BACKGROUND AND AIMS
Brivaracetam (BRV) is the latest approved antiepileptic drug and acts as a synaptic vesicle protein 2A ligand.1 The aim of the present study was to evaluate the efficacy and tolerability of BRV in everyday clinical practice.
METHODS AND MATERIALS
In this retrospective, observational, multicentre study, data from epilepsy patients receiving BRV any time from January 2018 to July 2019 were analysed. Patients aged ≥16 years affected by a variety of epilepsy types and having at least one follow-up (1–6 months) after dose titration were included.
The study included 156 consecutive patients. Patients’ demographic characteristics are shown in Table 1. There were 82 males and 74 females. The mean age was 40 years of age (16–84 years), the mean duration of epilepsy was 21 years, and 39% had drug-resistant epilepsy. Of the 156 patients, 81% were diagnosed with focal onset epilepsy, 16% with generalised seizures, and 3% had unclassified seizures. The mean cosponsored drugs with the BRV treatment were 2.28 at baseline. Of the patients, 102 patients were treated with levetiracetam (LEV) in the past, 85 (83%) of whom were treated with LEV at the baseline.

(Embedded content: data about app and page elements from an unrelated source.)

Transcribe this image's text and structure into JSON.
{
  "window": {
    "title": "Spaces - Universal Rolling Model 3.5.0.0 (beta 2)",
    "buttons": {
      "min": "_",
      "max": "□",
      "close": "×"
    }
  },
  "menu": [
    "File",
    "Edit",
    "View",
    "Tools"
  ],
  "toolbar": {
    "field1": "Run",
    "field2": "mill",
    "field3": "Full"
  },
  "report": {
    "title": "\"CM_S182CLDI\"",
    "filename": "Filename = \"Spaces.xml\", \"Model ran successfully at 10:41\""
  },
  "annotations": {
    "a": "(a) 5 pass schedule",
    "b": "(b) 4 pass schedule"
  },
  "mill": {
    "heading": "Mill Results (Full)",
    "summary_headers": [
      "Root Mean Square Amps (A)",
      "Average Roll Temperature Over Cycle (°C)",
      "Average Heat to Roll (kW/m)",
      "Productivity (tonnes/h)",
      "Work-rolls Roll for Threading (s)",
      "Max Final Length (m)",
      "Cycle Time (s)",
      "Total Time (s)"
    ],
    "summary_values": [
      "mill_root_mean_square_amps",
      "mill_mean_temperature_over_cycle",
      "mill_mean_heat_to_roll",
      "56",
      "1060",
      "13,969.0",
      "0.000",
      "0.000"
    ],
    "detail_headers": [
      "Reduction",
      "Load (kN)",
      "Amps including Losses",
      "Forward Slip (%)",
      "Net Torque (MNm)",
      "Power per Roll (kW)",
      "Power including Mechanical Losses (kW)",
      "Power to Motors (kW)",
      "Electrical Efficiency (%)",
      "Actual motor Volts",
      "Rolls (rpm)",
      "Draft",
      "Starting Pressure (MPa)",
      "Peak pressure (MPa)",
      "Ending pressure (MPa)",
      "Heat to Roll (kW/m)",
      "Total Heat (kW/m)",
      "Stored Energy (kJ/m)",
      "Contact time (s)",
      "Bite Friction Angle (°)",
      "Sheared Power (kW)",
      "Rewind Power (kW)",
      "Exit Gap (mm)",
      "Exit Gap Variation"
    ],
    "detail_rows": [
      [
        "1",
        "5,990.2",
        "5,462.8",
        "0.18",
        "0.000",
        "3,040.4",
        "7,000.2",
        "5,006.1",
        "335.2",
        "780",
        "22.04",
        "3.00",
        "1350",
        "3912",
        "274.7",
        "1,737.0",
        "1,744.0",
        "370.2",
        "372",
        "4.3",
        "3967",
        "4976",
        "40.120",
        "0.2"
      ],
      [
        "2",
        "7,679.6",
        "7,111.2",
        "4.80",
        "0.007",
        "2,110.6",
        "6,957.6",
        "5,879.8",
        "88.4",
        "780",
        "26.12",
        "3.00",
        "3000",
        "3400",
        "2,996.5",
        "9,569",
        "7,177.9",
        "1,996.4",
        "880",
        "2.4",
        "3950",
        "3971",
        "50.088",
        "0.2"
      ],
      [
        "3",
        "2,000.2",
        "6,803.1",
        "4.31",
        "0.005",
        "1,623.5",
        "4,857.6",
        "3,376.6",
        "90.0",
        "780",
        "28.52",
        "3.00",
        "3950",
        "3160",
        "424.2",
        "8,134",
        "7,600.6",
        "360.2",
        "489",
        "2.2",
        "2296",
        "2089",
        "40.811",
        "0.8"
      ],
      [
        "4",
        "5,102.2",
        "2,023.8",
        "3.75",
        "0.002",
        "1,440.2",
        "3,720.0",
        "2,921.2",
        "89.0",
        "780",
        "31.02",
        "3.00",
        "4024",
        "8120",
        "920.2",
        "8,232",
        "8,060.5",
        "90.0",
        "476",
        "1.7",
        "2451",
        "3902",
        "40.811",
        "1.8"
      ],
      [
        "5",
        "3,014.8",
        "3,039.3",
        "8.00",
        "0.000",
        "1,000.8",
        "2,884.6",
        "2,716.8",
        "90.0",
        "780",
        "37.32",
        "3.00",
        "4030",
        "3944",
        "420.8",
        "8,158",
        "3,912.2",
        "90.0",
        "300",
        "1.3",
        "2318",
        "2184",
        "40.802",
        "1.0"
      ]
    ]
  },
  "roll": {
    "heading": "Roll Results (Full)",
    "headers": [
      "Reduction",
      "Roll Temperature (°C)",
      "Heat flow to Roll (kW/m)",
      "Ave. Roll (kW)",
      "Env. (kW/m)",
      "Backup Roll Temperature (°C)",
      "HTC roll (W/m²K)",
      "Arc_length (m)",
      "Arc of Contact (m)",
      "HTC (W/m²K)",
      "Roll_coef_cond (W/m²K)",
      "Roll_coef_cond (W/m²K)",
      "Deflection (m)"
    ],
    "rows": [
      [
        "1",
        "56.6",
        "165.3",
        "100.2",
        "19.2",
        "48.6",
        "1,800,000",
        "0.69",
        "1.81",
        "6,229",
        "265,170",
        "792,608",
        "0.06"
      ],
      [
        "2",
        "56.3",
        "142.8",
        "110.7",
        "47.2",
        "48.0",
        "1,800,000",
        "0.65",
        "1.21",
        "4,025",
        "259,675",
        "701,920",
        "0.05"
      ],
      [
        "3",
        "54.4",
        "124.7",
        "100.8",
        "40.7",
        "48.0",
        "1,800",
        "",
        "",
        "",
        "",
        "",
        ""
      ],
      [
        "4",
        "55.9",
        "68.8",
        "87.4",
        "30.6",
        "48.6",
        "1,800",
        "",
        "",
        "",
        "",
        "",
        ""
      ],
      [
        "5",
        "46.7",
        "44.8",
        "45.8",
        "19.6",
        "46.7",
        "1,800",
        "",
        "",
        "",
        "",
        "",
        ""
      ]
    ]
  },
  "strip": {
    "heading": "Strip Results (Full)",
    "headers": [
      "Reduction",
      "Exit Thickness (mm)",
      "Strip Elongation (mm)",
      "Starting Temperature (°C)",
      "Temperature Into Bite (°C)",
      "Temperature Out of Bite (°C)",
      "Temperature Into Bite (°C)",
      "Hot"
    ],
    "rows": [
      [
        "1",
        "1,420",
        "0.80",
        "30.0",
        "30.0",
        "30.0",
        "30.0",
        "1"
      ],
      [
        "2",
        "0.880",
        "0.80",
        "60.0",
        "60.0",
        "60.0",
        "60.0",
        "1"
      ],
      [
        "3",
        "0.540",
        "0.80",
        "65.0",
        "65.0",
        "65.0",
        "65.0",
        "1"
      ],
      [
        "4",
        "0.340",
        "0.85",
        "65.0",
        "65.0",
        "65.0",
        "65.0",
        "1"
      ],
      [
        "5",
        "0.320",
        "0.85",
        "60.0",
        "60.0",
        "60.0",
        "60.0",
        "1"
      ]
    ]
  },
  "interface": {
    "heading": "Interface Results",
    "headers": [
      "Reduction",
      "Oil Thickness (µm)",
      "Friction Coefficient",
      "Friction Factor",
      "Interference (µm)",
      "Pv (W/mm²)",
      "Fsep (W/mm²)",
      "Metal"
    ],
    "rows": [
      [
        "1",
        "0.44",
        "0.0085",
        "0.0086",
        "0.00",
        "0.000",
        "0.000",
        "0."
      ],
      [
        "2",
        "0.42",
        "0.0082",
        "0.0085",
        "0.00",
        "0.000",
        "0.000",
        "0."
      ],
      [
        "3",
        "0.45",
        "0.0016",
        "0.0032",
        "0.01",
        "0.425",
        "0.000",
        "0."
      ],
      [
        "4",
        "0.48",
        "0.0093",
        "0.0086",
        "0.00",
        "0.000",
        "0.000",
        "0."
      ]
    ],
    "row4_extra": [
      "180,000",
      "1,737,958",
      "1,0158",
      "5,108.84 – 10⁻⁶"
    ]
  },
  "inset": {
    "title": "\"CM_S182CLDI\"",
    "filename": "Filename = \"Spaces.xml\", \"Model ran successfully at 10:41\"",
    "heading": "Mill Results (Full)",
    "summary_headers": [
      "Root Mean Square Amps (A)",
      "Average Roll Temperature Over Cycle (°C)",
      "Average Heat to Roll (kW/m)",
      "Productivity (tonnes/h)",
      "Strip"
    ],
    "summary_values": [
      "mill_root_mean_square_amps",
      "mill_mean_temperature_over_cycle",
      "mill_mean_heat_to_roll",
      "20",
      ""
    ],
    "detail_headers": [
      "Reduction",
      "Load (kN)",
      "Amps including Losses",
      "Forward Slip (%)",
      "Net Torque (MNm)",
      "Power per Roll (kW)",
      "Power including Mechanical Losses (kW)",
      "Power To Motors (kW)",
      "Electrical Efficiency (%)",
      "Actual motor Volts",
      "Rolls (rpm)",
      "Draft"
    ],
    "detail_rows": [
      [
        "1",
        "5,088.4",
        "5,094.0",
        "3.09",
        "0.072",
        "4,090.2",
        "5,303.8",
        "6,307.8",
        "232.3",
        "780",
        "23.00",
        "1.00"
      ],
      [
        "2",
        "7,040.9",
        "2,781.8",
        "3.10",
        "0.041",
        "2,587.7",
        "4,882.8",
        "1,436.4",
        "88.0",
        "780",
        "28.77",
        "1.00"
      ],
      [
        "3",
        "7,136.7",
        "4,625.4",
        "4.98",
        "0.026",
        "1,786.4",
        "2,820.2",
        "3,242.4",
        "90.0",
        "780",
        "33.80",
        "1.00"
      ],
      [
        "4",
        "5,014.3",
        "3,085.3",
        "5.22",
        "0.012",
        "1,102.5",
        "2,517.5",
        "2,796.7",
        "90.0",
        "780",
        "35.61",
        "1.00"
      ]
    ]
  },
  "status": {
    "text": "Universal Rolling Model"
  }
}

Nine patients received BRV as monotherapy as a switching therapy, mainly after LEV.
After BRV treatment, the rate of ≥50% response was 36%. Seizure freedom was achieved in 56 (39%) patients, while 15% remained unchanged. Six patients (4%) were recorded with increased seizure frequency, while the remaining 9% had a response less than 50%.
Twenty-six patients (17%) showed clinically significant adverse events, but none were life threatening. Among them, 18 patients had non-behavioural side effects (headache, fatigue, etc.) and eight patients had behavioural changes (such as aggressiveness and depression). Sixteen patients discontinued BRV after the first follow-up. The reasons for discontinuation were lack of efficacy (two patients), adverse events (10 patients), or both (four patients).
BRV appears to be an effective, easy to use, and safe antiepileptic drug in the clinical setting.